This is an awesome book, part of an awesome series and I seriously can’t wait for the next book! I would recommend this book to anyone looking for historical fiction, a fun mystery, or a strong heroine. I think teens, even as young as middle school, would enjoy this book!
Author: Stephanie Oakes
Published: August 22, 2017
Reviewed By: Kim
Kim’s Rating: 5 Stars
Description from Amazon:
Molly Mavity is not a normal teenage girl. For one thing, her father is a convicted murderer, and his execution date is fast approaching. For another, Molly refuses to believe that her mother is dead, and she waits for the day when they’ll be reunited . . . despite all evidence that this will never happen. Pepper Al-Yusef is not your average teenage boy. A Kuwaiti immigrant with epilepsy, serious girl problems, and the most useless seizure dog in existence, he has to write a series of essays over the summer . . . or fail out of school. And Ava Dreyman—the brave and beautiful East German resistance fighter whose murder at seventeen led to the destruction of the Berlin Wall—is unlike anyone you’ve met before. When Molly gets a package leading her to Pepper, they’re tasked with solving a decades-old mystery: find out who killed Ava, back in 1989. Using Ava’s diary for clues, Molly and Pepper realize there’s more to her life—and death—than meets the eye. Someone is lying to them. And someone out there is guiding them along, desperate for answers. At turns heart-racing, hilarious, and heartbreaking, The Arsonistis an intricate tapestry—of love, loss, and the mysterious connections between us all.
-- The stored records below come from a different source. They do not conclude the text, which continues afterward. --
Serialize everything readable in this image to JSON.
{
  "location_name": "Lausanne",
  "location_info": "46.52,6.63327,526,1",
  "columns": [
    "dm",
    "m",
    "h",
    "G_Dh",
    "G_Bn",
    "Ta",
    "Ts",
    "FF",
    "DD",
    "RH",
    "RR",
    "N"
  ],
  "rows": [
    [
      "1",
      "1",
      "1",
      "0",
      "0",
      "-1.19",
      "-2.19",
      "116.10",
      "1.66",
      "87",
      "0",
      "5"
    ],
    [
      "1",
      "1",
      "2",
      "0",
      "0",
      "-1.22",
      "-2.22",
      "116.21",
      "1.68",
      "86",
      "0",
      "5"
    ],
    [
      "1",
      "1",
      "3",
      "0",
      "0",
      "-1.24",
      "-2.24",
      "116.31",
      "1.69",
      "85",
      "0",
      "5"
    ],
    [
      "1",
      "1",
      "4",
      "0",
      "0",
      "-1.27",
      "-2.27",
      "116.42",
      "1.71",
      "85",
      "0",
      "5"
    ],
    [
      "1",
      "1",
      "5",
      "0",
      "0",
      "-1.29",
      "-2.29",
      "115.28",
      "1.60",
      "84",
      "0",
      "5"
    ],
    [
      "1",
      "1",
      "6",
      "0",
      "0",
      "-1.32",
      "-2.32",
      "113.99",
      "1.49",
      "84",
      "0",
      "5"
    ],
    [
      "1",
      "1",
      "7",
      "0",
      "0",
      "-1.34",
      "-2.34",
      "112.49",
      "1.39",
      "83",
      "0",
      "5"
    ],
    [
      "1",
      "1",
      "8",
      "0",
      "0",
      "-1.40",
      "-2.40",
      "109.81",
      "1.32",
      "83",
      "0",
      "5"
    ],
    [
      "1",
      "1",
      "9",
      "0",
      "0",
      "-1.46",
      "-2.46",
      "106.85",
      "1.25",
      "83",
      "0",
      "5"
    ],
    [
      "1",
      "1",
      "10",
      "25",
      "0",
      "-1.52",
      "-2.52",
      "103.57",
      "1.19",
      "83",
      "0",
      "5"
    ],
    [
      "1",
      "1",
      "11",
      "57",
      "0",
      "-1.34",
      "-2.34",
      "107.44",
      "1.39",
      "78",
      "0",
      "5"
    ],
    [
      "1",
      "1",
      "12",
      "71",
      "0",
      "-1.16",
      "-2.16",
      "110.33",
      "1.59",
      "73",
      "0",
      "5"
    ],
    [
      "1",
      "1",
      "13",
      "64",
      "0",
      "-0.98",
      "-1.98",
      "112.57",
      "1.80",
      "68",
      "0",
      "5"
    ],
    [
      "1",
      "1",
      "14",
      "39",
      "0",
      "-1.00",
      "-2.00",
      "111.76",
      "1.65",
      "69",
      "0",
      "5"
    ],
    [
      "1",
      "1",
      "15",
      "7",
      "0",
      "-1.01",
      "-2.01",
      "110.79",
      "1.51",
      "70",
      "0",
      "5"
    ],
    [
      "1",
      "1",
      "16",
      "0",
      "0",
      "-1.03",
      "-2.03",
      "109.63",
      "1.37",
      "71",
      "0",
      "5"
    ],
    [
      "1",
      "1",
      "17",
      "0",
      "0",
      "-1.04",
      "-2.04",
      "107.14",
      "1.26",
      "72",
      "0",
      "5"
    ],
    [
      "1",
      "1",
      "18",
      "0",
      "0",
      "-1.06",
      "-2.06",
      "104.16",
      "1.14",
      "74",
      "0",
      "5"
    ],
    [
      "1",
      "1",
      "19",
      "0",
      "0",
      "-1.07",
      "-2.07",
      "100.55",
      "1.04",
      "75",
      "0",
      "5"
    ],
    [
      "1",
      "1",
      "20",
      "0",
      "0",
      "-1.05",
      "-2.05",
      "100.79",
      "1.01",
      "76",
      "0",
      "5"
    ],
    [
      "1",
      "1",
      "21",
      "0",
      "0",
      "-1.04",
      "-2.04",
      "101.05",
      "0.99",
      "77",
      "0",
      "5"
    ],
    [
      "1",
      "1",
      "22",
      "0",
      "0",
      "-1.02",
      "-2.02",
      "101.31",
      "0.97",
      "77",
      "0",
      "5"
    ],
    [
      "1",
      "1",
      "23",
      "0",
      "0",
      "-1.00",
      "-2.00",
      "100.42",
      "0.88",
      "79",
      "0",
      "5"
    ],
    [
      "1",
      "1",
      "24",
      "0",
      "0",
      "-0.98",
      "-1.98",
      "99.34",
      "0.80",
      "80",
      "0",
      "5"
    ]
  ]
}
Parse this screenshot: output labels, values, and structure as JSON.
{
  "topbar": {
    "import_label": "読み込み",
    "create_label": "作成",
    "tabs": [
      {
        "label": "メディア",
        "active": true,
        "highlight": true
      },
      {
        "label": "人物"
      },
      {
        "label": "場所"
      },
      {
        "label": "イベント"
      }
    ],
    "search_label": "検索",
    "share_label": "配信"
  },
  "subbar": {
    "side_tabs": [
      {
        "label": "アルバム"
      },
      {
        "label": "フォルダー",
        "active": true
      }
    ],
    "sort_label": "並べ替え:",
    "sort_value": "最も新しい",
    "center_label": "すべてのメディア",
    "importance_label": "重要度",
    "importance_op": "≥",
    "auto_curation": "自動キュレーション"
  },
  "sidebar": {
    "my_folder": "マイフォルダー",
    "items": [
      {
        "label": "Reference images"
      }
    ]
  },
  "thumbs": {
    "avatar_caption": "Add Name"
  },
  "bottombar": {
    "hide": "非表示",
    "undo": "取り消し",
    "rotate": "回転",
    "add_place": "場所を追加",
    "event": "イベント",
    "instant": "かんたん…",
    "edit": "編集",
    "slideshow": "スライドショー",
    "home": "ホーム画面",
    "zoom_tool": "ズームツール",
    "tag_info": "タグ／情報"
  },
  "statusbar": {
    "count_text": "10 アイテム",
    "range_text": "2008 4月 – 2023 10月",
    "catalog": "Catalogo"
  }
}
Wow! This book was amazing. A stimulating, historical mystery that kept me questioning right until the very end! Each of the three main characters are likeable, relatable, and intriguing. Molly, the weirdo, who wears her oddities like protective armor, could have strayed into annoying, but never did. I could relate to her “outcast” status at her school, yet she was abnormal in the fact that her father is on death row. Pepper, who is an immigrant from Kuwait, is all heart and funny sarcasm. I will say that his lack luster academic performance got to me a little, but considering his circumstances, it is understandable. The essays that he writes to get the credits needed for high school graduation are detailed and funny and really show off his personality . . . but suck academically! ? And Ava, the center of all the secrecy, is an inspiring, smart, survivalist. Seriously, by the time I got to the end of the book, my mouth was hanging open and my heart pounding! I have nothing negative to say. I loved this book! I recommend The Arsonist to anyone looking for a unique, historical conundrum. There was some language and teenage sexual jokes, so I would recommend it to slightly more mature teens.